The recent public revelations surrounding HSBC’s questionable and unethical behavior has caused regulators to shift their attention to individual employees— especially those in the banking giant’s compliance department and the executives who approved the due diligence of certain acquisitions.
According to a recent Financial Times article, HSBC’s senior executives, Group Chairman Douglas Flint and Chief Executive Stuart Gulliver, have been under scrutiny by regulators since the International Consortium of Investigative Journalists obtained “secret documents” stating that HSBC’s Swiss private banking arm failed to conduct sufficient due diligence on some of its clients who engaged in illegal activities while committing tax fraud. This points to the question: which executive will be held more accountable for these compliance and control failures?
“Douglas has got more trouble on his plate than Stuart,” the Financial Times article points out. “He was the executive responsible for risk, compliance and as finance director he signed off on all of these acquisitions.

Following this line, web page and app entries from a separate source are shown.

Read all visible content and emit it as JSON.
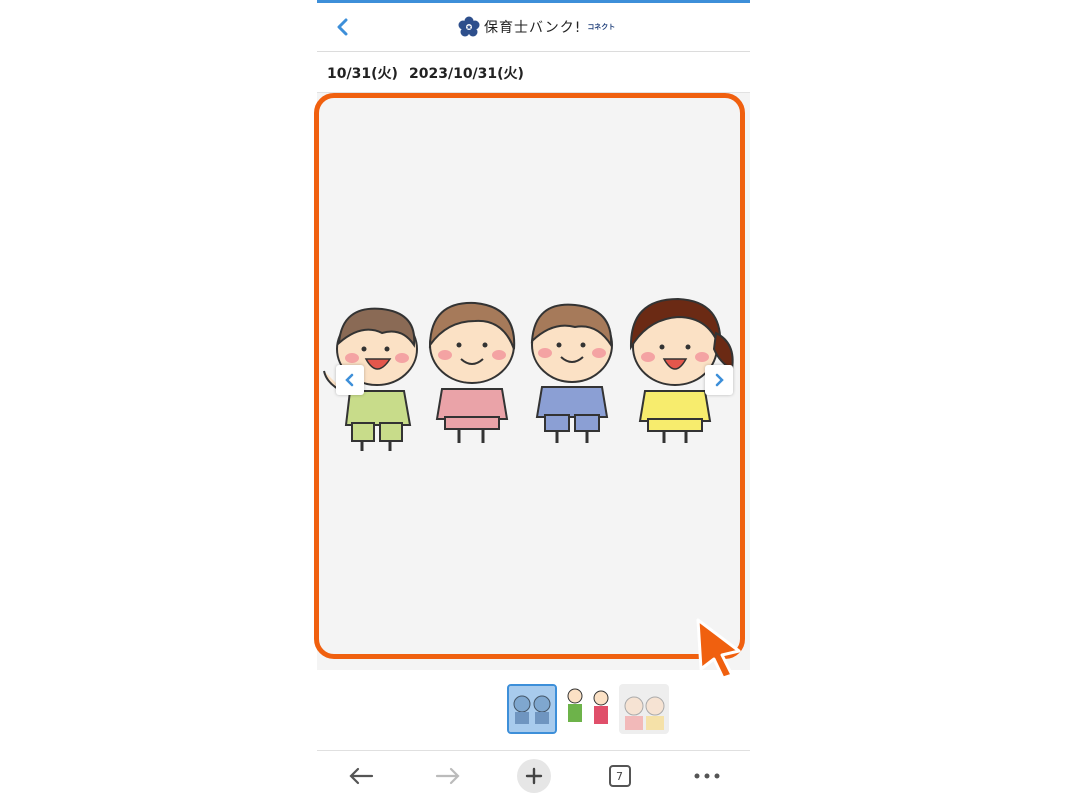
{
  "header": {
    "brand_name": "保育士バンク!",
    "brand_sub": "コネクト",
    "back_icon": "chevron-left-icon"
  },
  "datebar": {
    "short_date": "10/31(火)",
    "full_date": "2023/10/31(火)"
  },
  "viewer": {
    "prev_icon": "chevron-left-icon",
    "next_icon": "chevron-right-icon",
    "image_subject": "four children holding hands illustration"
  },
  "thumbnails": [
    {
      "name": "thumbnail-children-holding-hands",
      "selected": true
    },
    {
      "name": "thumbnail-two-kids",
      "selected": false
    },
    {
      "name": "thumbnail-faded-kids",
      "selected": false
    }
  ],
  "bottom_nav": {
    "tab_count": "7"
  },
  "colors": {
    "accent": "#3d8fd9",
    "highlight": "#f0600f",
    "viewer_bg": "#f4f4f4"
  }
}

He’s been there at every misstep. Douglas would also fall on his sword if necessary in a way that Stuart wouldn’t.”
Over the years, Flint carved out a name for himself at HSBC. He led a host of acquisitions, which allowed the bank to become one of the world’s largest by assets.

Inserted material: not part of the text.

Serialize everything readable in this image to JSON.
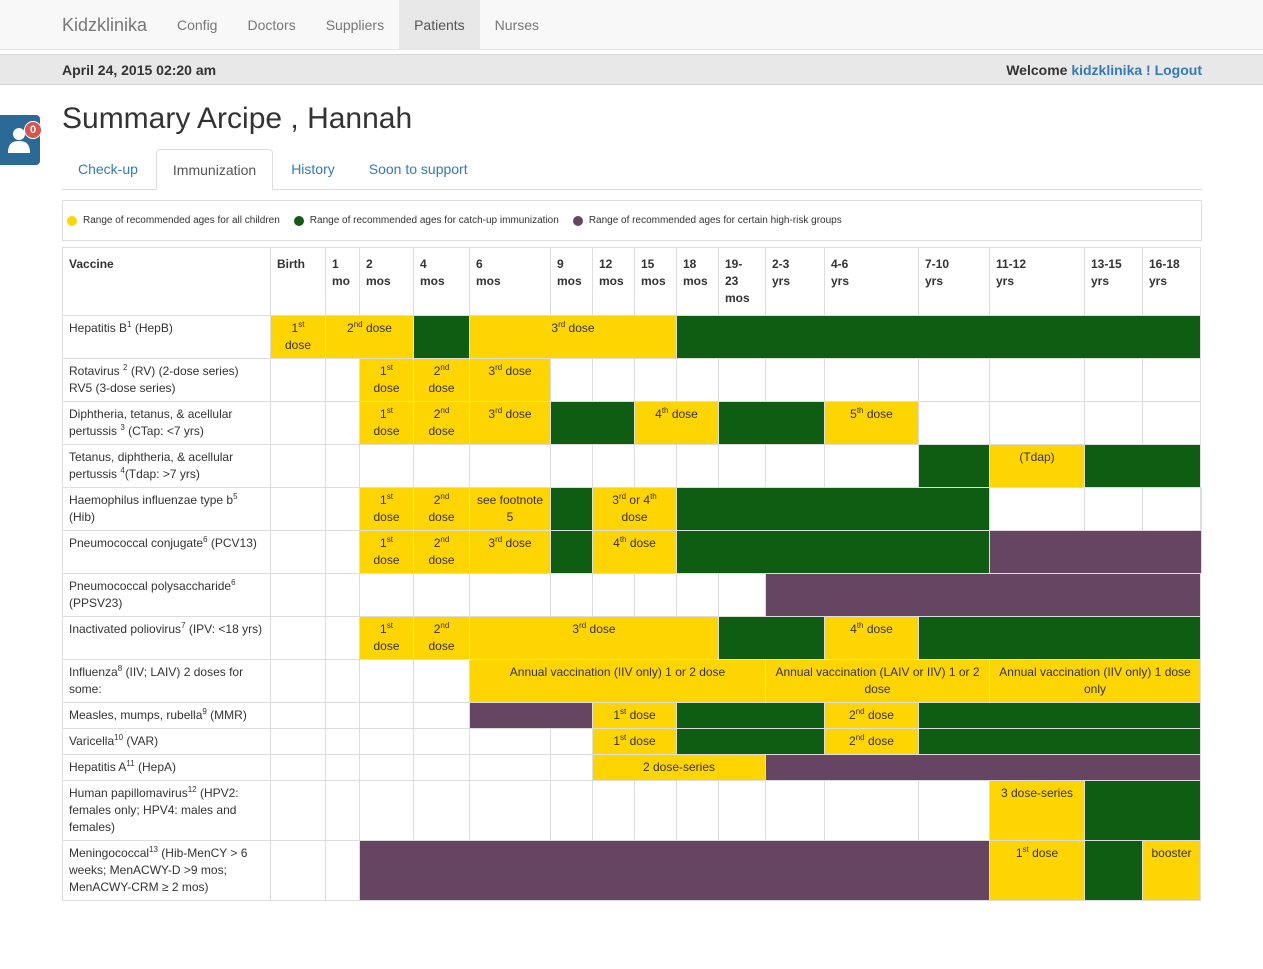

Now news reports indicate that the due diligence process in three of Flint’s major deals were recently called into question. The most recent under scrutiny was its acquisition of Republic New York Corp. and Safra Republic Holdings in 1999, which formed most of HSBC’s private banking operations that later triggered a string of scandals.